*WHAT TO WORK ON*
Your answer must be every line of the data below that holds the string "Forms", copied exactly.

★ ★ ★ ★ ★ ★ ★

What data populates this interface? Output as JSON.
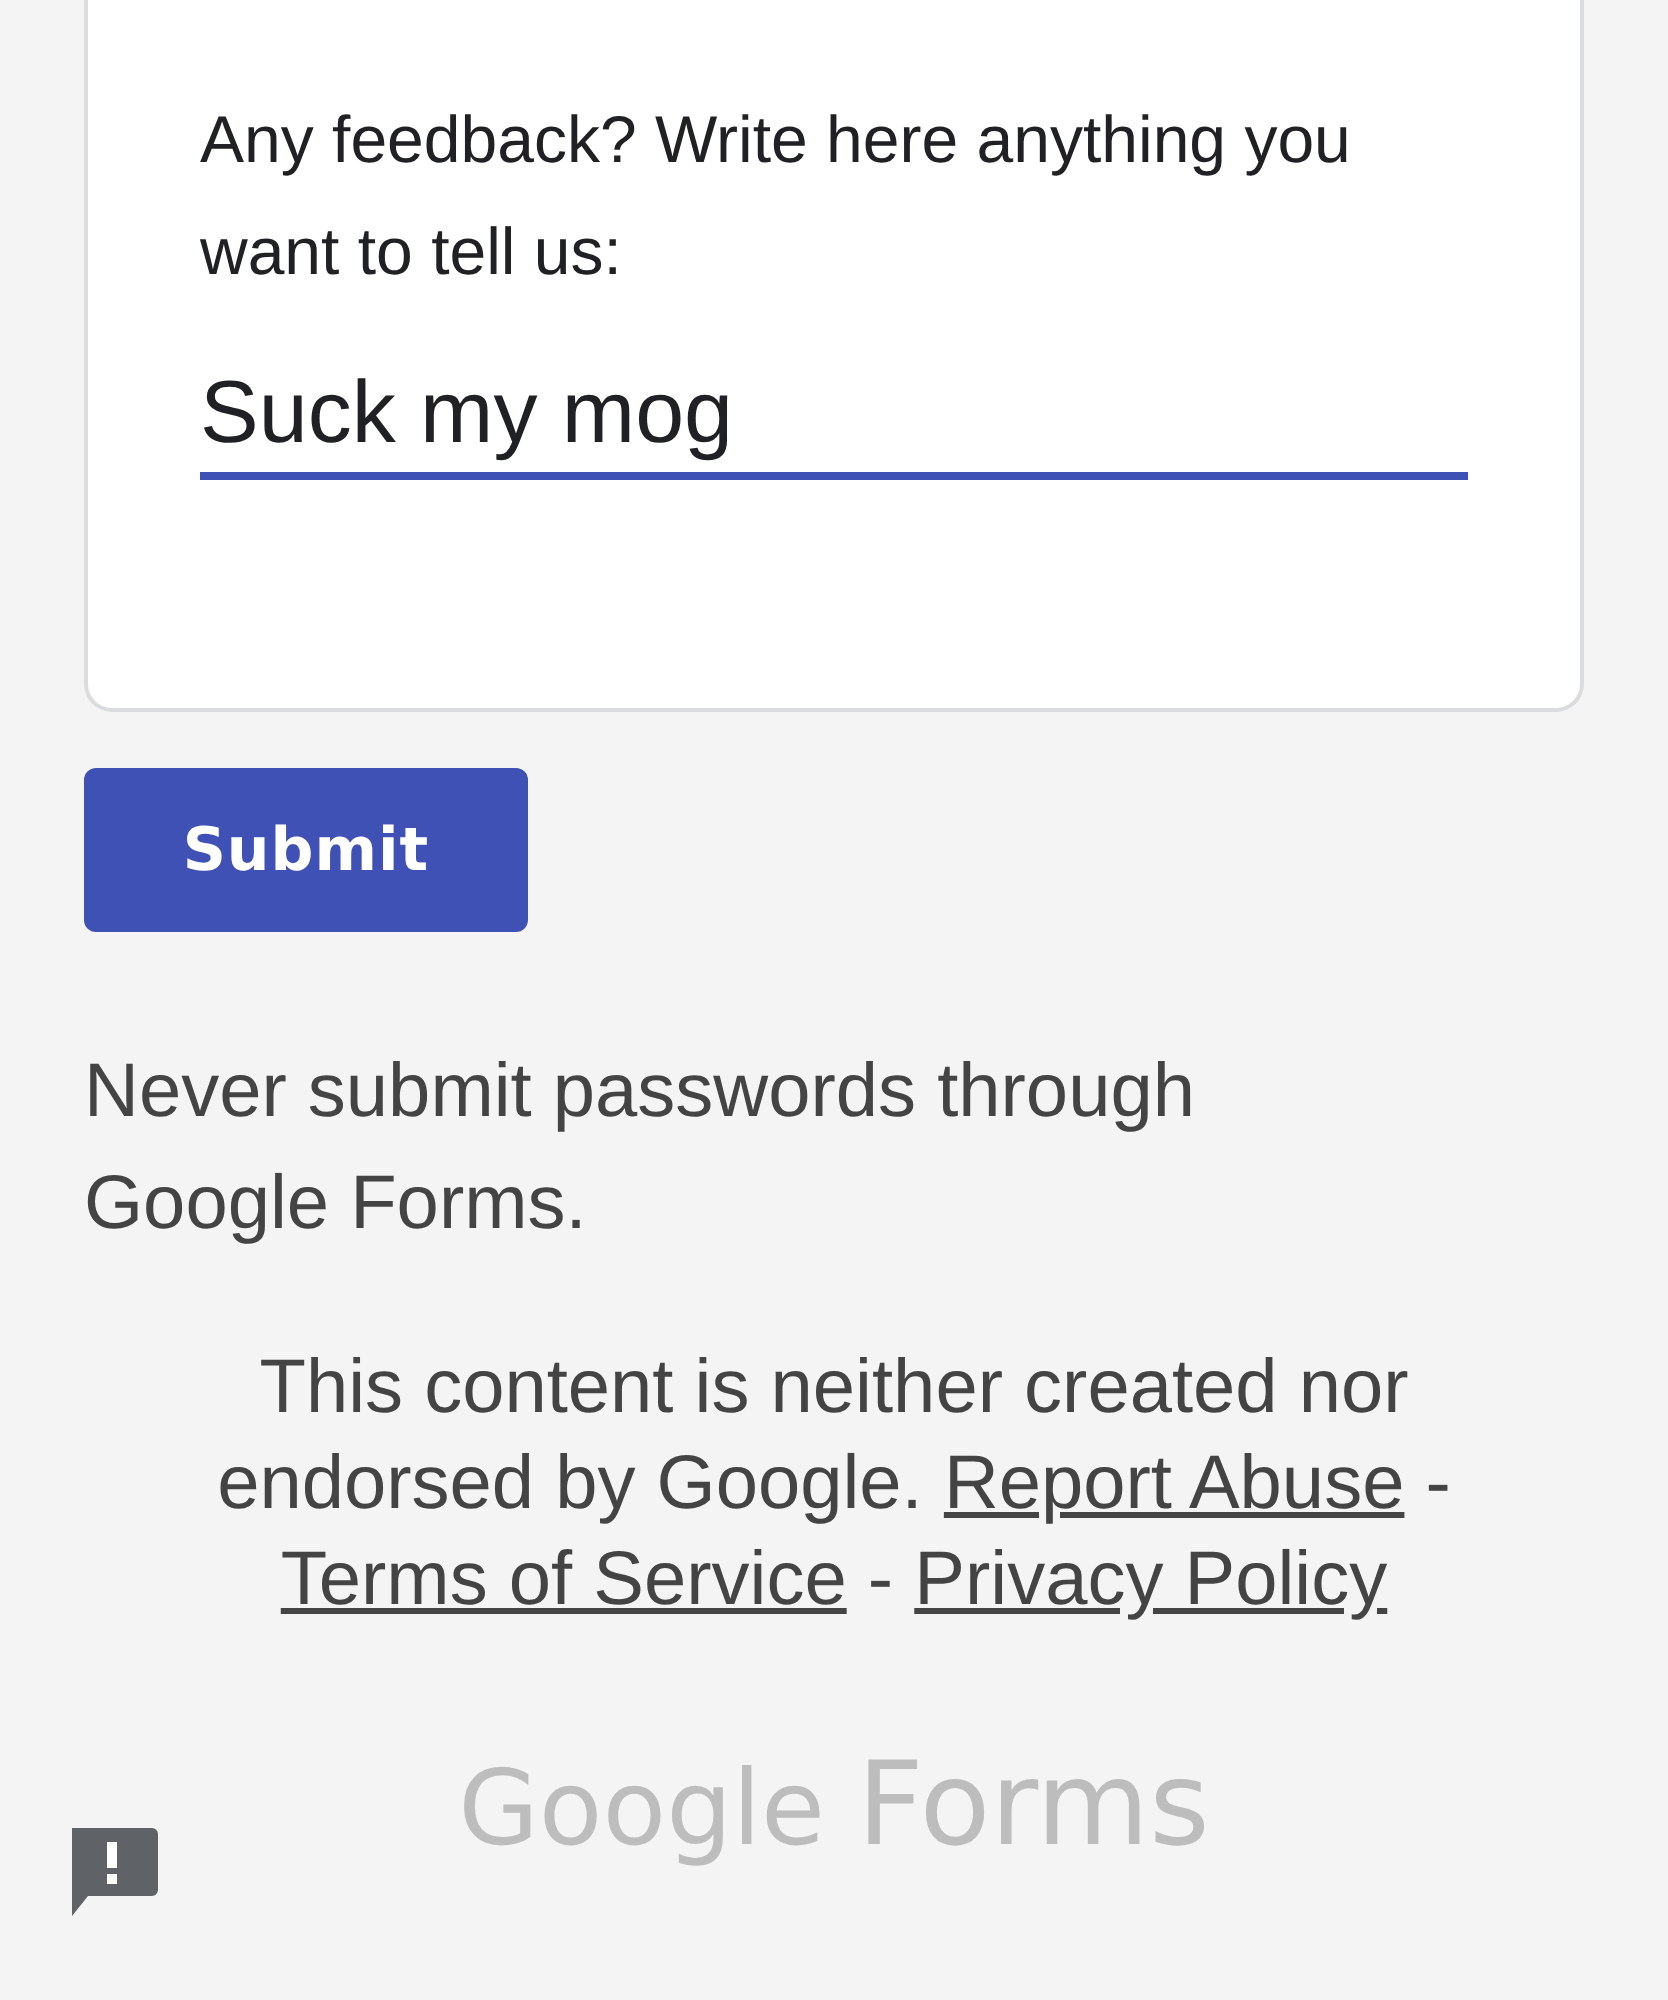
{
  "question": {
    "label": "Any feedback? Write here anything you want to tell us:",
    "value": "Suck my mog"
  },
  "submit_button": "Submit",
  "warning": "Never submit passwords through Google Forms.",
  "footer": {
    "text": "This content is neither created nor endorsed by Google.",
    "links": [
      {
        "label": "Report Abuse"
      },
      {
        "label": "Terms of Service"
      },
      {
        "label": "Privacy Policy"
      }
    ],
    "separator": "-"
  },
  "logo": {
    "brand": "Google",
    "product": "Forms"
  }
}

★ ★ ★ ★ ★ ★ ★

*PROBLEM SOLUTION*
  "warning": "Never submit passwords through Google Forms.",
    "product": "Forms"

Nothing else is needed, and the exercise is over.